First at 28% on the corporate level, then at another 39.6% for individuals, making the total tax rate on dividends 1-(0.72×0.604) or 56.5%!
That's ridiculous, and totally unfair.
The Double Taxation of Dividends is Wrong
It's also very damaging to our economic system-even though modern financial theory has downgraded the importance of dividends.
In reality, this "theory" is quite wrong.
That's because the return on our investments is based on the streams of cash corporations can be made to pay. In a business that is not liquidating itself, most of that cash comes in the form of dividends.
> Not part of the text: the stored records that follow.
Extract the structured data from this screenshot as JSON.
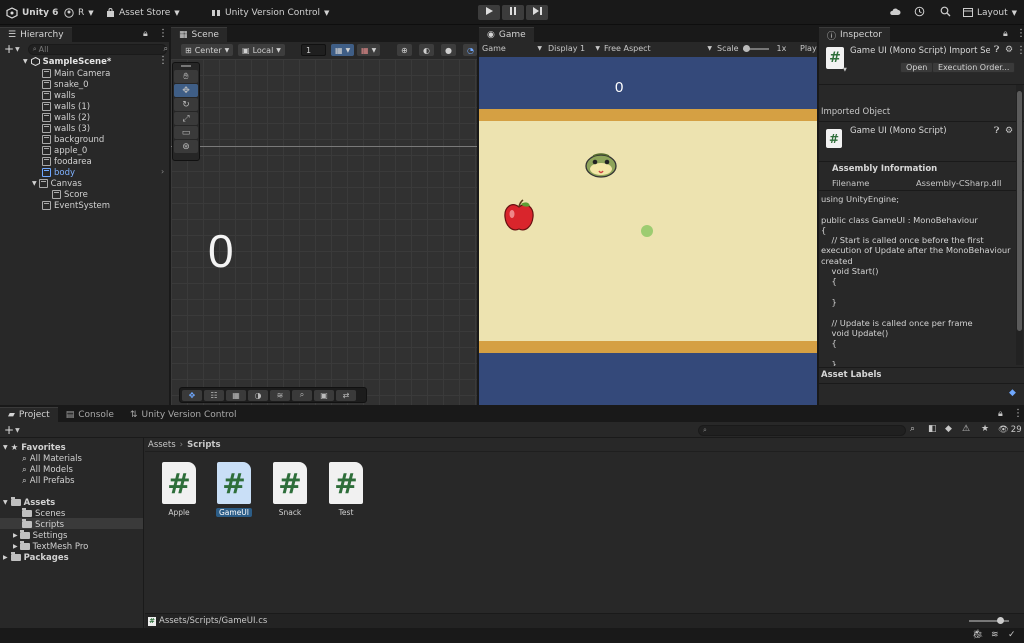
{
  "topbar": {
    "app_name": "Unity 6",
    "account_initial": "R",
    "asset_store": "Asset Store",
    "version_control": "Unity Version Control",
    "layout": "Layout"
  },
  "hierarchy": {
    "tab": "Hierarchy",
    "search_placeholder": "All",
    "scene_name": "SampleScene*",
    "items": [
      {
        "label": "Main Camera"
      },
      {
        "label": "snake_0"
      },
      {
        "label": "walls"
      },
      {
        "label": "walls (1)"
      },
      {
        "label": "walls (2)"
      },
      {
        "label": "walls (3)"
      },
      {
        "label": "background"
      },
      {
        "label": "apple_0"
      },
      {
        "label": "foodarea"
      },
      {
        "label": "body"
      },
      {
        "label": "Canvas"
      },
      {
        "label": "Score"
      },
      {
        "label": "EventSystem"
      }
    ]
  },
  "scene": {
    "tab": "Scene",
    "pivot": "Center",
    "space": "Local",
    "grid_value": "1",
    "score_text": "0"
  },
  "game": {
    "tab": "Game",
    "mode": "Game",
    "display": "Display 1",
    "aspect": "Free Aspect",
    "scale_label": "Scale",
    "scale_value": "1x",
    "play_label": "Play",
    "score": "0"
  },
  "inspector": {
    "tab": "Inspector",
    "title": "Game UI (Mono Script) Import Se",
    "open_button": "Open",
    "exec_order_button": "Execution Order...",
    "imported_object": "Imported Object",
    "object_name": "Game UI (Mono Script)",
    "assembly_info": "Assembly Information",
    "filename_label": "Filename",
    "filename_value": "Assembly-CSharp.dll",
    "code": "using UnityEngine;\n\npublic class GameUI : MonoBehaviour\n{\n    // Start is called once before the first\nexecution of Update after the MonoBehaviour is\ncreated\n    void Start()\n    {\n\n    }\n\n    // Update is called once per frame\n    void Update()\n    {\n\n    }",
    "asset_labels": "Asset Labels"
  },
  "project": {
    "tabs": [
      "Project",
      "Console",
      "Unity Version Control"
    ],
    "breadcrumb_root": "Assets",
    "breadcrumb_current": "Scripts",
    "count": "29",
    "favorites": "Favorites",
    "favorite_items": [
      "All Materials",
      "All Models",
      "All Prefabs"
    ],
    "assets": "Assets",
    "asset_folders": [
      "Scenes",
      "Scripts",
      "Settings",
      "TextMesh Pro"
    ],
    "packages": "Packages",
    "files": [
      "Apple",
      "GameUI",
      "Snack",
      "Test"
    ],
    "path": "Assets/Scripts/GameUI.cs"
  },
  "colors": {
    "selection": "#2c5d87",
    "game_sky": "#34497a",
    "game_wall": "#d5a043",
    "game_field": "#ede3b0"
  }
}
Companies that do not pay them can defer their shareholders' returns ad infinitum.
For their investors, the buying and selling of these shares in the market is simply a series of attempts to profit from the "greater fool theory."
Take Apple Inc. (Nasdaq: AAPL) for example.
What you don't know is that Apple's $100 billion in cash is actually doing a great disservice to its shareholders.
After all, study after study has confirmed what Harvard professor Mike Jensen told us in 1986: A pile of cash is damaging to the company that has it.
It's counter-intuitive but it's true.
After all, it wouldn't be the first time Google considered the deal.
In October, Google talked to at least two private-equity firms about helping them finance a deal to buy Yahoo Inc.'s core business, a person familiar with the matter told The Wall Street Journal.
It has been a long time since California seen a profit opportunity like this.
The state's Monterey Shale formation may hold as much as 500 billionbarrels of oil making it more valuable than the gold rush of 1848.
With oil prices expected to hit $150, if not $200 a barrel this year that means the profit potential is limitless.
After all, peak oil isn't a myth – it's a reality.
Traditional oil production is plateauing, while demand in emerging markets continues to rapidly increase.
Meanwhile, turmoil in the Middle East has threatened supplies even further. And the war with Iraq didn't end up being the energy bonanza many thought it would.
And now the Arab Spring and tensions in Iran have escalated to the extent that military intervention there seems to be a foregone conclusion.
That's why the Monterey Shale – a rib-shaped formation that extends from Northern California down through the Los Angeles area and then offshore to outlying islands – is getting so much attention.
And unlike other shale plays in the United States, the Monterey is primarily oil, not gas.
That means Monterey shale does not require hydraulic fracturing, which has come under fire from environmentalists.
It also means companies can extract much of the oil using simple vertical wells, rather than the more expensive horizontal drilling needed for shale gas plays. Some horizontal drilling will be used, but it is not required in all fields, greatly reducing operating expenses.
In fact, in large parts of the formation, production costs are less than $10 a barrel.
Think about what that means for profit margins with crude prices currently near $110 a barrel.
So how can investors profit?
Warren Buffett fans are buzzing with one burning question after the legendary investor released his annual shareholder letter on Saturday: Who is Buffett's Berkshire Hathaway Inc. (NYSE: BRK.A, BRK.B) replacement?
The Board is "enthusiastic about my successor as CEO, an individual to whom they have had a great deal of exposure and whose managerial and human qualities they admire," Buffett said in the letter, without identifying the person. "When a transfer of responsibility is required, it will be seamless, and Berkshire's prospects will remain bright."
Buffett noted there were two "superb" back-up candidates in place as well.
Even though Buffett didn't share the details with investors, this is the clearest signal he's given that a specific strategy has been outlined for a post-Buffett Berkshire.
"It's more of a commitment, clearly," Alice Schroeder, author of "The Snowball, Warren Buffett and the Business of Life," told The New York Times. "This is not the if-I-get-hit-by-a-bus plan. This is the succession plan."
Some of Buffett's big-name employees are already slated for other positions, leaving just a handful of big wigs left to take the CEO spot.